A Racist Love Note: Black Stereotypes in Valentines
Caricatures of African Americans perpetuated the status quo
EVANSTON, Ill. --- On Thursday, Feb. 16, Northwestern Professor Harvey Young will present “A Racist Love Note: Stereotypes and Caricatures on Early 20th Century Valentine’s Day Cards.” “Call it the darker side of Valentine’s Day,” he says.
A scholar of African American culture, Young calls the valentine cards indications of the widespread acceptance of African Americans stereotypes. “These were not greeting cards manufactured for members of the Klu Klux Klan,” he says.
“They were mainstream cards available for purchase at the Walgreens and Jewel of their day. Their caricatures of lazy and dimwitted black people helped to justify segregation.” Harvey adds.
The cards, for example, often make light-hearted references to lynching, slavery and impending violence. Almost always written in bastardized English – Is yo’ mah Valentine? – the cards, Harvey says “feed into a narrative that perpetuates the logic of discrimination.”
One such card – which the professor of theatre, performance studies and African American Studies will present Feb. 16 -- features a cartoonish black man drawn very much in the black face/minstrel tradition on a precipice with a rope around his neck that is tied to a tree. “BE MAH VALENTINE… I’ll be hanged if you’ is goin’ to say no!” it reads.
“Who purchased these cards is not clear,” says Harvey, who began his own card collection a year ago for a book project. “You’ll find them at auctions or on eBay. They’re the kind of things that people discover in their grandparents’ attics, but would be too embarrassed to sell at a garage sale today.“
Not surprisingly, images of watermelons and cotton bales with black adults and, in particular, children in tattered clothes abound in this genre. With images of playful black adults and, particularly children, they often strive to create a sense of blackness as “playful, childlike and joyous.”
“The cards helped keep alive stereotypes of black people as laughing, singing and dancing without a care in the world,” says. Harvey. “Slowly they began to decline but they didn’t simply end overnight. Even in the 1940s, you have war bonds promoted with a cartoon of Bugs Bunny in black face.”

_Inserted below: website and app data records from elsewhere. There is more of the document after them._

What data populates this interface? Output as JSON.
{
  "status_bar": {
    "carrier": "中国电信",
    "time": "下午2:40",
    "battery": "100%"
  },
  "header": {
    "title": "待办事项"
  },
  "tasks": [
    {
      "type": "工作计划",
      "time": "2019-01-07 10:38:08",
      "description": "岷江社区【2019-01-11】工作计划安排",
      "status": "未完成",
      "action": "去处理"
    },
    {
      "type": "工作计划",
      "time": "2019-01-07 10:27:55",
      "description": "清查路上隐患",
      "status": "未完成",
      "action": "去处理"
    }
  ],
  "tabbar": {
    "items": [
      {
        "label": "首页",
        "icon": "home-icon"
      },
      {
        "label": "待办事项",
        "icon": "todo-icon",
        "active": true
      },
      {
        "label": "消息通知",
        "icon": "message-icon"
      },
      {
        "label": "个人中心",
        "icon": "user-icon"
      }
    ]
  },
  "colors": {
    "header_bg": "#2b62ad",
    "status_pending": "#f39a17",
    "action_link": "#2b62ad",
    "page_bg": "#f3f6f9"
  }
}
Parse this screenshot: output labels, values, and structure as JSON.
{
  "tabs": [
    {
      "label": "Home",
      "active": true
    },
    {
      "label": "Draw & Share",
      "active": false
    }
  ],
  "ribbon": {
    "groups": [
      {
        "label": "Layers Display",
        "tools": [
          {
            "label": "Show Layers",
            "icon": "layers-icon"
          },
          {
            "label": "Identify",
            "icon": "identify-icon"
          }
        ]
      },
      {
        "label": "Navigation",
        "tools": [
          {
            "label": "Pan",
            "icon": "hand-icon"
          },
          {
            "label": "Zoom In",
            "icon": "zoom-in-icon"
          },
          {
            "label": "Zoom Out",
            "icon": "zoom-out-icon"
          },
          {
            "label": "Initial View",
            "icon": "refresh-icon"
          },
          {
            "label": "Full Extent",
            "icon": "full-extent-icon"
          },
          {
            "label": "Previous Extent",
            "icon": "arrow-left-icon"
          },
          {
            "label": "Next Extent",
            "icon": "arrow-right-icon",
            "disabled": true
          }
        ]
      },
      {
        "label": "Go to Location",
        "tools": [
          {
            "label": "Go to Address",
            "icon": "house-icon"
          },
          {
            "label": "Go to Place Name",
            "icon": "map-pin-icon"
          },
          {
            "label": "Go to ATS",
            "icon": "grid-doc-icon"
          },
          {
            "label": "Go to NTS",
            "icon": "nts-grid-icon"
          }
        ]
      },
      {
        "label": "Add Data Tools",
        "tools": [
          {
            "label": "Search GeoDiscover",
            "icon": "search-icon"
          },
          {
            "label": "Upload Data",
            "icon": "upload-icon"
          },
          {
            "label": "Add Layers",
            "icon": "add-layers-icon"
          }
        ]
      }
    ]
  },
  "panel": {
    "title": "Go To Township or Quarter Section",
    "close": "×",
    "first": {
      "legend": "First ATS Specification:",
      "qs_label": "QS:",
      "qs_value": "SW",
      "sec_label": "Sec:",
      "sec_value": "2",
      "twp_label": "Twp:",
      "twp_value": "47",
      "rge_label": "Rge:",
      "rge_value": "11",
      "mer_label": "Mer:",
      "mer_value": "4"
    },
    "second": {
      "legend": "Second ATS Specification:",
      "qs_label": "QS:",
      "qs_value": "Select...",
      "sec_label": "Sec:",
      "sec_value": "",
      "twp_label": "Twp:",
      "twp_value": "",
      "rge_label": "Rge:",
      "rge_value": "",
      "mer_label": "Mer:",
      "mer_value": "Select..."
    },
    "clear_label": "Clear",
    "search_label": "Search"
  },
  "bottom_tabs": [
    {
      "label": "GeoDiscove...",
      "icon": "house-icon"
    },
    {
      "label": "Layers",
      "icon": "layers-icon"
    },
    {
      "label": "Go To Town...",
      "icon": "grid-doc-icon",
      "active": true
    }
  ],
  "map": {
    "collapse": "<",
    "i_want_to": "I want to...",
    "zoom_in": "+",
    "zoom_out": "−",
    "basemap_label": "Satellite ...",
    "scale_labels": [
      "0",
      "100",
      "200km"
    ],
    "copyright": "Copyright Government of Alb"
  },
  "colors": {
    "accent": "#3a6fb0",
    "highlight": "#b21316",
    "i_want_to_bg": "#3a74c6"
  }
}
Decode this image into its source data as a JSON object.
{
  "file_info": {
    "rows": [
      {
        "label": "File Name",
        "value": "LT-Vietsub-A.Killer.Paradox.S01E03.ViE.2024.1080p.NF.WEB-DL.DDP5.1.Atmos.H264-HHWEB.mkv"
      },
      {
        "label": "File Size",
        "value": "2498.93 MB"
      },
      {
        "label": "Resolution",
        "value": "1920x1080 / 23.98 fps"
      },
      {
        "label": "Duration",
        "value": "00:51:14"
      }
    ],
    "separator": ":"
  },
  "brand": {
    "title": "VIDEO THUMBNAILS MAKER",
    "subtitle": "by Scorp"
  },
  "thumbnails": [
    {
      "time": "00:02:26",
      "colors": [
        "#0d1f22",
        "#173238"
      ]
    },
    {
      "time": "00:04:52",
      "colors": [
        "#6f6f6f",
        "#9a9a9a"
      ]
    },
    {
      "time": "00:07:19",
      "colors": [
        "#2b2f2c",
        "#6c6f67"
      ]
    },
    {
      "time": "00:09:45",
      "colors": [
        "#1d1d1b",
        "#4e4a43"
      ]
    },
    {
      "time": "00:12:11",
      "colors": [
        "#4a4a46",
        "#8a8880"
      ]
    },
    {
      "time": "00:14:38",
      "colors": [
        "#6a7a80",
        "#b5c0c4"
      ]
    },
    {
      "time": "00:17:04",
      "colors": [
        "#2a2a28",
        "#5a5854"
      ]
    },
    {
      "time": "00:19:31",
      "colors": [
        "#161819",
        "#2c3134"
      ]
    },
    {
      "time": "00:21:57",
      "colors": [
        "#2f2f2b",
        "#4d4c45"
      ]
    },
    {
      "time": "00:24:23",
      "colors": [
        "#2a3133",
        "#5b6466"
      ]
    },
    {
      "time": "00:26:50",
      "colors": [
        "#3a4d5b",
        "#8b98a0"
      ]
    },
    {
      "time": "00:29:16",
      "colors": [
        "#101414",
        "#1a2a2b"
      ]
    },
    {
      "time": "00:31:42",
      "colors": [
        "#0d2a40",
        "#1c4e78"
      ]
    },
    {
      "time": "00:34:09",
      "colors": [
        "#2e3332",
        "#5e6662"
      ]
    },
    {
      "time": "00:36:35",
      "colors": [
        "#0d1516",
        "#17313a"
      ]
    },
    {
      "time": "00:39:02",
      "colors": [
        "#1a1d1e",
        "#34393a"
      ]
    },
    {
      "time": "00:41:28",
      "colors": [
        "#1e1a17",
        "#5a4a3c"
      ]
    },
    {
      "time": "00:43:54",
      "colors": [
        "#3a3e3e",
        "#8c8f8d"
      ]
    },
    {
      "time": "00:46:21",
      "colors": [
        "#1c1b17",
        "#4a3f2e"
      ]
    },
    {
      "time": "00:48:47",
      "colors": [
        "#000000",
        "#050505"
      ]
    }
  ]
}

Harvey, who teaches performance studies in the School of Communication and African American studies in Weinberg College of Arts and Sciences, is the author of “Embodying Black Experience: Stillness, Critical Memory, and the Black Body,” winner of the 2011 Lilla A. Heston Award for Outstanding Scholarship.
The Evanston Northwestern Humanities Lecture Series is a collaboration of the Alice Kaplan Institute for the Humanities and Evanston Public Library in which Northwestern faculty in the humanties share their research with Evanston community members.
Professor Harvey Young can be reached via email at email@example.com.